High-performance liquid chromatography
(sometimes referred to as high-pressure liquid chromatography), HPLC, is a chromatographic technique used to separate a mixture of compounds in analytical chemistry and biochemistry with the purpose of identifying, quantifying and purifying the individual components of the mixture. Some common examples are the separation and quantitation of performance enhancement drugs (e.g. steroids) in urine samples, or of vitamin D levels in serum.HPLC typically utilizes different types of stationary phases (i.e. sorbents) contained in columns, a pump that moves the mobile phase and sample components through the column, and a detector capable of providing characteristic retention times for the sample components and area counts reflecting the amount of each analyte passing through the detector.


Collection of plant material
The plant material was collected from local area of Janagon, Warangal in MARCH 2012 and was authenticated at the Department of Chemistry, Prasad Institute of Pharmaceutical Sciences.

Preparation of the Extract
Stem barks of Ficus religiosa Were collected and were dried at room temperature (37°c). It was powdered and sieved through muslin cloth. The preparation of extract was carried out  to the method of extraction briefly, the stem bark of F. religiosa was shade dried after collection for 5 days and was powdered.

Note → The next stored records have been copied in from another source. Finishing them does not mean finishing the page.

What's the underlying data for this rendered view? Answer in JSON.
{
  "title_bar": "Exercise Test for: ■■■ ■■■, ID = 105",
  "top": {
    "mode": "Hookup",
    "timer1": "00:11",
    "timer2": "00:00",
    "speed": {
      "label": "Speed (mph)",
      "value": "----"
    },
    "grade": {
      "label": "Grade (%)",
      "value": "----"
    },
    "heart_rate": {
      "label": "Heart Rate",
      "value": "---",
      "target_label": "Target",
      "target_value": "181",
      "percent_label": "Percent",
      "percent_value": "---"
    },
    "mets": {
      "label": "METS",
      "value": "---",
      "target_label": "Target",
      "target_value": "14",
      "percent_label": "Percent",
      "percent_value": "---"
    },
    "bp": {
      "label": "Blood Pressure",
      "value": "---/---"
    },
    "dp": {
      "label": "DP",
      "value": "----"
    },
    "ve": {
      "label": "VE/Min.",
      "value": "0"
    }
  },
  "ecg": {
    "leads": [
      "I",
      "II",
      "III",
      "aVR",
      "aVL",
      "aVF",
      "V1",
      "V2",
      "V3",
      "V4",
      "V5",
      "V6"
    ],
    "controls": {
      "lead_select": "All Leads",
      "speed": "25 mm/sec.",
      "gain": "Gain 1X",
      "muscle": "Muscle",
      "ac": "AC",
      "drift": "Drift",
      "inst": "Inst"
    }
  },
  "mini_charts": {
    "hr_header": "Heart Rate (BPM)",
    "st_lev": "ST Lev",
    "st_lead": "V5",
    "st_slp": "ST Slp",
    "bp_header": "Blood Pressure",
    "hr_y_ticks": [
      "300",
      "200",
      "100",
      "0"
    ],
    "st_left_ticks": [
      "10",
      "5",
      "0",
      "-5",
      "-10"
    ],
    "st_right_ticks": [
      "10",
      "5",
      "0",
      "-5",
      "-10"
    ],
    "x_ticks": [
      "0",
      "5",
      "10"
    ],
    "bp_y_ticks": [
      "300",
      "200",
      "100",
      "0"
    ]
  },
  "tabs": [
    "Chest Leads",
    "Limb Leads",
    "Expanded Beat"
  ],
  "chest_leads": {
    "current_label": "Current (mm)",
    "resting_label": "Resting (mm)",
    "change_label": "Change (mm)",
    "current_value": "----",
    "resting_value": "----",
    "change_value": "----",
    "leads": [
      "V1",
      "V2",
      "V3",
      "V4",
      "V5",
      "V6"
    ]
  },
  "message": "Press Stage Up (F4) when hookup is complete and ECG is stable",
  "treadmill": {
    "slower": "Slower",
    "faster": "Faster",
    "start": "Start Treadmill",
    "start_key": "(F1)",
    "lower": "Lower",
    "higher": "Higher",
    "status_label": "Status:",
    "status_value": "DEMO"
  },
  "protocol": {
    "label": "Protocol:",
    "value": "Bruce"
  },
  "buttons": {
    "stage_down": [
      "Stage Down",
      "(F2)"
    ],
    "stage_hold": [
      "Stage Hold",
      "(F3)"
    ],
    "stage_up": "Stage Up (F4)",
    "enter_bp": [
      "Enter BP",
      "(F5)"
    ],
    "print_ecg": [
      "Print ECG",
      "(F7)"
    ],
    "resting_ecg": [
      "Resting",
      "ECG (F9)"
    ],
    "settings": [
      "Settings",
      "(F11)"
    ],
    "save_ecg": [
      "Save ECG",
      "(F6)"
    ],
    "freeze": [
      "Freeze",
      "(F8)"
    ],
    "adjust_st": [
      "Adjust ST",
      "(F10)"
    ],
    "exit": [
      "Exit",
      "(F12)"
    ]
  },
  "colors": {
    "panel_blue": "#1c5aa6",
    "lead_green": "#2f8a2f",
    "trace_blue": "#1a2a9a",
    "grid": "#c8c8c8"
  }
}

Approximately 0.95 kg of powdered drug material was extracted using 450ml Chloroform in RBF of Soxhlet apparatus (Janagon, Warangal, India). The powdered bark was filled in condenser with appropriate weighing, then it has been fixed to the RBF. Boil at 40-55°c for 32hr.